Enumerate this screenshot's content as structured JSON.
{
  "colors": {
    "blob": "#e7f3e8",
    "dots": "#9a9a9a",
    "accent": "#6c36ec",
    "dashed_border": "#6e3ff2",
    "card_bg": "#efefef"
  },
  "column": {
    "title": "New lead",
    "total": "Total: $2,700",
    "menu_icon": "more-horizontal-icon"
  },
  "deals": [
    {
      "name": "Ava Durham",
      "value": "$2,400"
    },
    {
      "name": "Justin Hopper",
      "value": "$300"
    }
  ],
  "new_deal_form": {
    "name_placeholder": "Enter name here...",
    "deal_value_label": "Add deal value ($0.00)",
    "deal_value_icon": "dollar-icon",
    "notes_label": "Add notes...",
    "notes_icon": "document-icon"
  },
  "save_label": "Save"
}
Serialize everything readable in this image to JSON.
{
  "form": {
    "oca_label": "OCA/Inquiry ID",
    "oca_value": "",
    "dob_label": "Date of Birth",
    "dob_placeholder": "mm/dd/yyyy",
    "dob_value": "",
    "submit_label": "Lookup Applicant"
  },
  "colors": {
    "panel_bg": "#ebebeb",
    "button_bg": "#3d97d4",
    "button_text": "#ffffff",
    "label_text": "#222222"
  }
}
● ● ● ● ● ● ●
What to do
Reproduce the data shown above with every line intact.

Written solution
Enumerate this screenshot's content as structured JSON.
{
  "colors": {
    "blob": "#e7f3e8",
    "dots": "#9a9a9a",
    "accent": "#6c36ec",
    "dashed_border": "#6e3ff2",
    "card_bg": "#efefef"
  },
  "column": {
    "title": "New lead",
    "total": "Total: $2,700",
    "menu_icon": "more-horizontal-icon"
  },
  "deals": [
    {
      "name": "Ava Durham",
      "value": "$2,400"
    },
    {
      "name": "Justin Hopper",
      "value": "$300"
    }
  ],
  "new_deal_form": {
    "name_placeholder": "Enter name here...",
    "deal_value_label": "Add deal value ($0.00)",
    "deal_value_icon": "dollar-icon",
    "notes_label": "Add notes...",
    "notes_icon": "document-icon"
  },
  "save_label": "Save"
}
Serialize everything readable in this image to JSON.
{
  "form": {
    "oca_label": "OCA/Inquiry ID",
    "oca_value": "",
    "dob_label": "Date of Birth",
    "dob_placeholder": "mm/dd/yyyy",
    "dob_value": "",
    "submit_label": "Lookup Applicant"
  },
  "colors": {
    "panel_bg": "#ebebeb",
    "button_bg": "#3d97d4",
    "button_text": "#ffffff",
    "label_text": "#222222"
  }
}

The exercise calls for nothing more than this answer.